    1.0 Introduction.................................................................................................................................................... 1

    1.1 Articulation gestures, production, and perception............. ............. .............. ............. ............. ............. ......... 2

    1.2 Neutralization................................................................................................................................................. 5

    1.3 Hypothesis and experiments........................................................................................................................... 9

    CHAPTER 2. PHONOTACTIC PATTERNS OF PALATALIZATION ........................... 11

    2.0 Introduction.................................................................................................................................................. 11

    2.1 Cross-linguistic patterns of contrastive palatalization................................................................................. 12

    2.2 Phonotactics of Russian contrastive palatalization...................................................................................... 40

    CHAPTER 3. AN ACOUSTIC STUDY: BURSTS AND TRANSITIONS....................... 59

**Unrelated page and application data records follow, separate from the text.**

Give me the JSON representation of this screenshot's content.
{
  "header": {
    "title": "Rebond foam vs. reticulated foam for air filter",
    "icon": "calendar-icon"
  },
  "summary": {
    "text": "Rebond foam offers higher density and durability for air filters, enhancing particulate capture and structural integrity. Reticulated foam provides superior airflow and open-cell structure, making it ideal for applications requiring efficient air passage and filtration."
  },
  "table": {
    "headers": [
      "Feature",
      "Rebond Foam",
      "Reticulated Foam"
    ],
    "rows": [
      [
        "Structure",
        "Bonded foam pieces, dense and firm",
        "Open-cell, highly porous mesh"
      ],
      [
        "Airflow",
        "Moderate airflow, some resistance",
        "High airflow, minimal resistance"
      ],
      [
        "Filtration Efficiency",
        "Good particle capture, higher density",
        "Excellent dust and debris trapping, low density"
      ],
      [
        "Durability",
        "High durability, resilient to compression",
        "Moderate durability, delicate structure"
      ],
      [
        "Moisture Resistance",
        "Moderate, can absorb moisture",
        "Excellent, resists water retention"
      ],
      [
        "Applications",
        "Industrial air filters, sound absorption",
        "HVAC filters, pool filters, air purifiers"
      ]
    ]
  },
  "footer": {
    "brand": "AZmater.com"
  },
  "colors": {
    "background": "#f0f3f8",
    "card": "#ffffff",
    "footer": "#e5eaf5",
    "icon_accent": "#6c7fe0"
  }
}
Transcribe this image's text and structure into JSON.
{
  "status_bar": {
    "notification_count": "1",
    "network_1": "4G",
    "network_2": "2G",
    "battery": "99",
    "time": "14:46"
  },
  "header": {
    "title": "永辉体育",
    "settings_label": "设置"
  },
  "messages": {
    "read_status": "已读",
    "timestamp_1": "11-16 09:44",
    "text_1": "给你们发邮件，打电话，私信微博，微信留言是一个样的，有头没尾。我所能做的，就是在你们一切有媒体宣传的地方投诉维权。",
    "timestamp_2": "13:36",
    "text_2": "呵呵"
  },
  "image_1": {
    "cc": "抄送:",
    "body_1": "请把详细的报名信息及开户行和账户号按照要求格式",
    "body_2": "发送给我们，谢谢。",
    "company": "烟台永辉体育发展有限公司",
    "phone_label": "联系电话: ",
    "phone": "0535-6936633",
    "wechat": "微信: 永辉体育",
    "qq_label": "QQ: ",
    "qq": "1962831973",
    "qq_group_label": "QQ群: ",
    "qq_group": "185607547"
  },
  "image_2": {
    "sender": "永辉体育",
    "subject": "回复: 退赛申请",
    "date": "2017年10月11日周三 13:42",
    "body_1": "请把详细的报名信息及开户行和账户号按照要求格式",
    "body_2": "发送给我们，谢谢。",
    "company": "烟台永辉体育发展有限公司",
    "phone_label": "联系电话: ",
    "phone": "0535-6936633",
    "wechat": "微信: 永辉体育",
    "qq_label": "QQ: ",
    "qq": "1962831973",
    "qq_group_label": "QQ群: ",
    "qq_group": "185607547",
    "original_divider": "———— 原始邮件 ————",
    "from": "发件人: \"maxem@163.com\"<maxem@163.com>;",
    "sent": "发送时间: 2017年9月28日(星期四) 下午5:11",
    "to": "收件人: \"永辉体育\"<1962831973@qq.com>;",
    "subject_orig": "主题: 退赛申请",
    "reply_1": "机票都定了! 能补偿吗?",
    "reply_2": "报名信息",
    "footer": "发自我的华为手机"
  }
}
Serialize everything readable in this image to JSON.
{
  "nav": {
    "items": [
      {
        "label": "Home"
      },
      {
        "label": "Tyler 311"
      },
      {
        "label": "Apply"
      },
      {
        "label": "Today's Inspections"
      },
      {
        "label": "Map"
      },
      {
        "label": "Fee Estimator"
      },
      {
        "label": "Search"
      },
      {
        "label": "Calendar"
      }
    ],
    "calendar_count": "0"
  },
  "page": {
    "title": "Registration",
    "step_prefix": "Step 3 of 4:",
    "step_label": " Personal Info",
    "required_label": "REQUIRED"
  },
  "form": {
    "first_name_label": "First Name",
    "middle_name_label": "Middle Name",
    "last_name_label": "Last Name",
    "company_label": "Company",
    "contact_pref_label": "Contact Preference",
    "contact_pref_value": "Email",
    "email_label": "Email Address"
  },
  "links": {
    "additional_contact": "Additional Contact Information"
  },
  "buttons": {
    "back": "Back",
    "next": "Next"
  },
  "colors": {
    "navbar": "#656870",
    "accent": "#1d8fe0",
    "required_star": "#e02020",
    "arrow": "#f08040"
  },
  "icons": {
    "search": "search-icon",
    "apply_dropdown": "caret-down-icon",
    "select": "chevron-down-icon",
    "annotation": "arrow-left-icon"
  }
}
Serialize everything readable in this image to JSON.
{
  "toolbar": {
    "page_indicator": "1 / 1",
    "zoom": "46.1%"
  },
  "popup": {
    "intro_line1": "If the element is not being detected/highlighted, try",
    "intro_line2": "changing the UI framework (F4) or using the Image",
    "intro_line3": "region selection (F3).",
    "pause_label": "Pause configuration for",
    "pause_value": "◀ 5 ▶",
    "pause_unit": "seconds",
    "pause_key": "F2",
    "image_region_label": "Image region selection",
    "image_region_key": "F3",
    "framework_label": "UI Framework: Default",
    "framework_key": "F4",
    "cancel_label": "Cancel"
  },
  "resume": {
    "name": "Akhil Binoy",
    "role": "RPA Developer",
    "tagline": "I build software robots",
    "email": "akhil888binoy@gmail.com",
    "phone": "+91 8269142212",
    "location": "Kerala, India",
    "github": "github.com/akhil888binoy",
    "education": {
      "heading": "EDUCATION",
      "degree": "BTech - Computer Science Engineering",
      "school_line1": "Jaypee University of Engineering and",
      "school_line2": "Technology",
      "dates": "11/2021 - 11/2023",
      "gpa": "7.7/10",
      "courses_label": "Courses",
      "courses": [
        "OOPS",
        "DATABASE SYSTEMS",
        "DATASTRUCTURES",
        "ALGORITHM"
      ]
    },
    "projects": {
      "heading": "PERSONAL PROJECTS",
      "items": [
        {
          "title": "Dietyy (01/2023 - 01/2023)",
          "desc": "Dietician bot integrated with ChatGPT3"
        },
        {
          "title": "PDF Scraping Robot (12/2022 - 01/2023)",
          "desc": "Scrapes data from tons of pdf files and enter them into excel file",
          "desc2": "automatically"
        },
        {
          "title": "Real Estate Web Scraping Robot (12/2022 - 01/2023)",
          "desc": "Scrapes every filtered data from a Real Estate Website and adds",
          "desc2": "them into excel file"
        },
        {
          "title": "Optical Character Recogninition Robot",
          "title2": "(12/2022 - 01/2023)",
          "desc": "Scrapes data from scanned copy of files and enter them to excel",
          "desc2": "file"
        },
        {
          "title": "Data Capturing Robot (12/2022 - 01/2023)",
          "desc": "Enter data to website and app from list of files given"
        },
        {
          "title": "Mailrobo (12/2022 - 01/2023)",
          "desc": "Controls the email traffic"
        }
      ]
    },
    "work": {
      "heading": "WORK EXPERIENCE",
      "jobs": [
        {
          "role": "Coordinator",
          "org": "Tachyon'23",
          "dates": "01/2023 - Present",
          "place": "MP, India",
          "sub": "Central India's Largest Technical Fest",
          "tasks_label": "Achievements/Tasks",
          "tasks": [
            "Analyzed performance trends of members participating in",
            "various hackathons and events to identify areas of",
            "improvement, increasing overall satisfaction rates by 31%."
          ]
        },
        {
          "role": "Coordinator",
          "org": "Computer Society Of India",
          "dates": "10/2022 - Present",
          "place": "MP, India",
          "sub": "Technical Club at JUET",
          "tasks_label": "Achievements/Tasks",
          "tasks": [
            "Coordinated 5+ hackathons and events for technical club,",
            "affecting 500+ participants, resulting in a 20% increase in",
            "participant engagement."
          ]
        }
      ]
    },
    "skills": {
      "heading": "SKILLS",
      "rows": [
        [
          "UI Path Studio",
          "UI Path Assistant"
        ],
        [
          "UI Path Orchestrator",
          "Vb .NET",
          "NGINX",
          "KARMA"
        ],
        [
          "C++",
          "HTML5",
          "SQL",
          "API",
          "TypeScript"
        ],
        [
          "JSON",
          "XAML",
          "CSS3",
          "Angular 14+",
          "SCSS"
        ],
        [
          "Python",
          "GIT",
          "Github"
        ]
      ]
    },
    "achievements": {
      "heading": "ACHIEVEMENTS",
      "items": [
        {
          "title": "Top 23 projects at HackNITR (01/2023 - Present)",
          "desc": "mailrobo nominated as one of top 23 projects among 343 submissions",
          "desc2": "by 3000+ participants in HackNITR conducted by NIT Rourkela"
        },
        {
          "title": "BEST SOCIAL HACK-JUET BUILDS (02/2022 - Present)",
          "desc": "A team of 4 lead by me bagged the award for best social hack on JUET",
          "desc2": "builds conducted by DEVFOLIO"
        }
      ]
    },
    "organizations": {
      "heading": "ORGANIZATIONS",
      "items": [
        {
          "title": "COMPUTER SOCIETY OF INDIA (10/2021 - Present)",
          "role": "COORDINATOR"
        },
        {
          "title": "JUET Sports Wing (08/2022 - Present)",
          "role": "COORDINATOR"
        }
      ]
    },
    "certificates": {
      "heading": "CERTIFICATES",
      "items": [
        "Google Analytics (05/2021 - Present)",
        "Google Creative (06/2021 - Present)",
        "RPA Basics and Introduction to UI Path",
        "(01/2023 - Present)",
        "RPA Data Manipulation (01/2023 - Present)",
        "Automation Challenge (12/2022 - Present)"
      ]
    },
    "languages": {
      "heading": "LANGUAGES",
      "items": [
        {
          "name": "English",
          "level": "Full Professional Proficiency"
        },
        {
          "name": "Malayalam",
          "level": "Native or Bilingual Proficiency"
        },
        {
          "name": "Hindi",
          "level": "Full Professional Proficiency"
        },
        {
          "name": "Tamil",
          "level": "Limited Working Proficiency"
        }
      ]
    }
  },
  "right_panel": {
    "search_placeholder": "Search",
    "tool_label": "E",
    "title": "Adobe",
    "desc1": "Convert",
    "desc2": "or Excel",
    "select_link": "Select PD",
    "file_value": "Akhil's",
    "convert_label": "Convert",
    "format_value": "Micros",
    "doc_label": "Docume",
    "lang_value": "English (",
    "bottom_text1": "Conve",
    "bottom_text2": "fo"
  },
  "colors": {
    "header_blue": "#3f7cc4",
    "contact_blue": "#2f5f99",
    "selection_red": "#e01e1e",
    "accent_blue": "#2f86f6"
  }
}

    3.0 Introduction.................................................................................................................................................. 59

    3.1 Previous work on Russian plain and palatalized consonants ............. ............. ............. ............. .............. .... 59

    3.2 Acoustic experiments: ............. ............. .............. ............. ............. ............. ............. .............. ............. ........... 60

    /t/ vs. /t/ in final and preconsonantal position............... ............. .............. ............. ............. ............. ............. ..... 60

    3.3 Materials and procedure.............................................................................................................................. 60

    3.4 Analysis ........................................................................................................................................................ 61

    3.5 Experiment 1: Duration ............ ............. .............. ............. ............. ............. ............. .............. ............. ......... 62

    3.6 Experiment 2: Second formant of the vowel................................................................................................ 69

    3.7 Experiment 3: Burst spectra ............ ............. .............. ............ .............. ............. ............. ............. ............. ... 75

    3.8 Summary ............. ............. .............. ............. ............. ............. ............. .............. ............. ............. ............. ..... 78

    CHAPTER 4. ACOUSTIC CHARACTERISTICS AND PERCEP